Here’s the problem I have with Tessa Dare—she was one of the first authors I discovered on Kindle with a free e-book—The Beauty and the Blacksmith, which is part of the Spindle Cove series. I immediately downloaded a whole bunch of her books within the space of a weekend, certain that I’d never seen her on the bookstore shelves.
When I had word that the next book was being released, I ordered it from Dymocks, as I have every book since, which has left me in my current predicament. Half my Tessa Dare library is digital and the other half on my bookshelf.
My guiding rule is that authors I love I buy in hardcopy, but that weekend of tense anticipation and complete lack of discipline means that I now need to replace nine ebooks with the real thing. Nine! That’s a lot of money to spend on books that I already own…
And it doesn’t solve yet another problem I have with Tessa Dare—she loves to write novellas. And I love to read them.
If you haven’t read a novella before, it’s longer than a short story but shorter than a novel (generally 20,000 – 40,000 words). To give you some context, Tessa’s other novels are approximately 80,000 words.
The beauty of them is that they can be read in one sitting (although, lets be honest, I read most romances in one long sitting). But these sittings are shorter, a normal person’s single sitting. They’re also quicker to write, which means many authors publish a novella in between their full length releases. The story lines are simpler and they have fewer characters.
How does this work in a novella? How can you justify the full development of a relationship in a quarter of the length? I mean seriously, sometimes full length novels test the limits of my ability to suspend disbelief. The hero and heroine fall in love in a week? Pffft.
Actually, Tessa handles it really well. In her novellas the hero and heroine already know each other, and may even already have a connection, but there’s something, some misunderstanding, keeping them apart, and the novella just has a small problem to solve rather than a series of big ones.
So if I like novellas so much, and if she is so good at them, why did it seem such a huge problem that her latest book Lord Dashwood Missed Out is a novella?
Because a lot of novellas are e-books only, and it is bloody infuriating! It completely messes with my resolved to own and entire set of hard copies of my favourite author’s catalogues.
Someone at Avon has tapped in to this frustration (which must be wider spread than just myself) because her latest novella has been printed. It cost me almost the same as a full length novel ($14AUD—which is about $10.50 US) and it had to be ordered in from the States, but I have it. On my shelf. And it is divine.
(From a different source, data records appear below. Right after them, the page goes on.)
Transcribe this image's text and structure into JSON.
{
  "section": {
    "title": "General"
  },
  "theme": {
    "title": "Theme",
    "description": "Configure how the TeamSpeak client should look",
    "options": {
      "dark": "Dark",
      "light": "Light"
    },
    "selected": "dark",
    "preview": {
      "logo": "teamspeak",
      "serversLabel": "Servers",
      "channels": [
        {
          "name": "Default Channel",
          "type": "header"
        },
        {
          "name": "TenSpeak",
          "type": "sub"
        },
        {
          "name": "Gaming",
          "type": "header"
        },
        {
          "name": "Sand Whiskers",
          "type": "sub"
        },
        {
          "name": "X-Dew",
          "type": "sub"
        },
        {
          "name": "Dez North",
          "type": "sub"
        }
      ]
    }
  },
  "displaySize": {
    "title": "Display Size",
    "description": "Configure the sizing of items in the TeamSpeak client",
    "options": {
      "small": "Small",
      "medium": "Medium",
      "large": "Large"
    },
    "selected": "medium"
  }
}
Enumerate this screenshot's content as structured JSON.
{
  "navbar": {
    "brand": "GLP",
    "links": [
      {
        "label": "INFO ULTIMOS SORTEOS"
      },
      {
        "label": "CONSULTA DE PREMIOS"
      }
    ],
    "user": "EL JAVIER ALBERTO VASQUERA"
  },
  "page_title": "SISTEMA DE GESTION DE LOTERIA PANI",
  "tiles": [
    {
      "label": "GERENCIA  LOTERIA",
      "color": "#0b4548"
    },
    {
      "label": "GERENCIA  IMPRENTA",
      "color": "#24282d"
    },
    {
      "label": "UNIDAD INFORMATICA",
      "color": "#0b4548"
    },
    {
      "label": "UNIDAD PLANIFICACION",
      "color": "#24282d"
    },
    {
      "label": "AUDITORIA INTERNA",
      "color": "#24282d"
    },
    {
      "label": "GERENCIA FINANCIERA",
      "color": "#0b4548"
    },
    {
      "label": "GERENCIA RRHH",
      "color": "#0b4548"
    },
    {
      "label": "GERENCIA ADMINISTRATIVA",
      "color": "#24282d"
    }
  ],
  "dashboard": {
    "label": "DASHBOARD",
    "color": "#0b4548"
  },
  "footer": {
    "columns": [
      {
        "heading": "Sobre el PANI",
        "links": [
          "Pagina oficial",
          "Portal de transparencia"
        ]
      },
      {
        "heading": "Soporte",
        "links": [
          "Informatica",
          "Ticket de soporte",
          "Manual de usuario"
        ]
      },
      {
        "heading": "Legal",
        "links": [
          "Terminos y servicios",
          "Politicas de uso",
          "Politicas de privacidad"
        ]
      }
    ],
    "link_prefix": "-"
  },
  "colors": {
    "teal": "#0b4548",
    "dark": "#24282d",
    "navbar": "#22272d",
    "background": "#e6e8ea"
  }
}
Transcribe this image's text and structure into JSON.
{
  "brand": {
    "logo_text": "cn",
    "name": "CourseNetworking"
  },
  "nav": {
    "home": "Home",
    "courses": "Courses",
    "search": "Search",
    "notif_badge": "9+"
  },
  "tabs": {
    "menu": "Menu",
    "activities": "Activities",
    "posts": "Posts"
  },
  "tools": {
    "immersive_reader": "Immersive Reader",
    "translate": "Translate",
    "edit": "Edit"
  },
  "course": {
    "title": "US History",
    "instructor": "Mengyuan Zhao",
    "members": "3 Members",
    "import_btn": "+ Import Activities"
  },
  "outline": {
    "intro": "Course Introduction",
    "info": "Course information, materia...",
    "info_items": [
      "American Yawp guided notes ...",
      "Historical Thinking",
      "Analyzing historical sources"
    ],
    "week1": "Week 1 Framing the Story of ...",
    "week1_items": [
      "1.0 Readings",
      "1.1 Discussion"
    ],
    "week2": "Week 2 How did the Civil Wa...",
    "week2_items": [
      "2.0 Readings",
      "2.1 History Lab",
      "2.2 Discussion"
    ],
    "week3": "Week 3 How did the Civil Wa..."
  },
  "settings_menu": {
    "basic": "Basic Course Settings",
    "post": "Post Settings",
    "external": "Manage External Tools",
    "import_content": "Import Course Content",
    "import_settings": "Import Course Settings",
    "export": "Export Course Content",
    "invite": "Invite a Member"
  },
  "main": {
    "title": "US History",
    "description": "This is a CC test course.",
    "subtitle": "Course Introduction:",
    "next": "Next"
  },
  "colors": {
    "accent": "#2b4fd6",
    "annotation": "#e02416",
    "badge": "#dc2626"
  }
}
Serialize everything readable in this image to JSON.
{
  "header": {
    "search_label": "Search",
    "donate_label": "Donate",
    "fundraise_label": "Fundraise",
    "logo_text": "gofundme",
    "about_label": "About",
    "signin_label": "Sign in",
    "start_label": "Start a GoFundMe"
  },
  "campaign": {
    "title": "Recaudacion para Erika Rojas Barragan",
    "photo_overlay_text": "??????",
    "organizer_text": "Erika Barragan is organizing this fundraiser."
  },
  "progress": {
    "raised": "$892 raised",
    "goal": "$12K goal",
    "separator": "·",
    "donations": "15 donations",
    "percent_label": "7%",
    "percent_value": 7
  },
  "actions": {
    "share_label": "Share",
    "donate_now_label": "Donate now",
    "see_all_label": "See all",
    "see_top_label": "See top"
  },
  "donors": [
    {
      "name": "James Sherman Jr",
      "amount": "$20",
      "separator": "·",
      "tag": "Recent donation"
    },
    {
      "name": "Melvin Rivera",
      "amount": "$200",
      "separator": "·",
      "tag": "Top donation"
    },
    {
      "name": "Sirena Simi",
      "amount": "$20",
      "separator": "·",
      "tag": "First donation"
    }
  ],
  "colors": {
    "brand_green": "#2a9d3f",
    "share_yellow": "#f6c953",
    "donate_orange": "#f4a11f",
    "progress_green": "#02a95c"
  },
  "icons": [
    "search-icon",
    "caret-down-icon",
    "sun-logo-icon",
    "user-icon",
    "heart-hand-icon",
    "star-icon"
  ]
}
Lord Dashwood Missed Out is the story of Elinora Browning, who has made a name for herself as a notable writer after penning an angry no-longer-in-love letter. Lord Dashwood’s rejection hurt, and though she likes to think she’s moved on, she’s forced to realise that maybe she hasn’t after getting stuck in a carriage alone with him.
I loved this (which you should have realised by now, because I don’t review books I don’t like). She was tough and fiercely independent and singular but with the kind of vulnerability that we all experience when faced with someone who just doesn’t love us the way we want them to. Lord Dashwood is nice. He’s pissed off, but he’s nice. I love the fact that he’s a cartographer—I find intelligent men very sexy—but he still has an air of strong masculinity. Actually he reminds me of Elliott, so that’s probably why I liked it so much. So the lead characters were great.
And then she did what I love.
Characters from her previous Spindle Cove novellas made appearances. It felt like catch up coffee with old friends, and it added a layer of nostalgia to the story, and another layer warm and fuzzy feelings.
Please read Tessa Dare. She’s funny and her books are full of interesting women. If you’re someone who ‘trials’ an author by e-book, but loves paperbacks, trust me. Skip that step. You don’t need it.
From the back cover:
Miss Elinora Browning grew up yearning for the handsome, intelligent lord-next-door…but he left England without a word of farewell. One night, inspired by a bit too much sherry, Nora poured out her heartbreak on paper. Lord Dashwood Missed Out was a love letter to every young lady who’d been overlooked by gentlemen—and an instant bestseller. Now she’s on her way to speak in Spindle Cove when snowy weather delays her coach. She’s forced to wait out the storm with the worst possible companion: Lord Dashwood himself.
And he finally seems to have noticed her.
George Travers, Lord Dashwood, has traveled the globe as a cartographer. He returned to England with the goal of marrying and creating an heir—only to find his reputation shredded by an audacious, vexingly attractive bluestocking and her poison pen. Lord Dashwood Missed Out, his arse. Since Nora Browning seems to believe he overlooked the passion of a lifetime, Dash challenges her to prove it.
She has one night.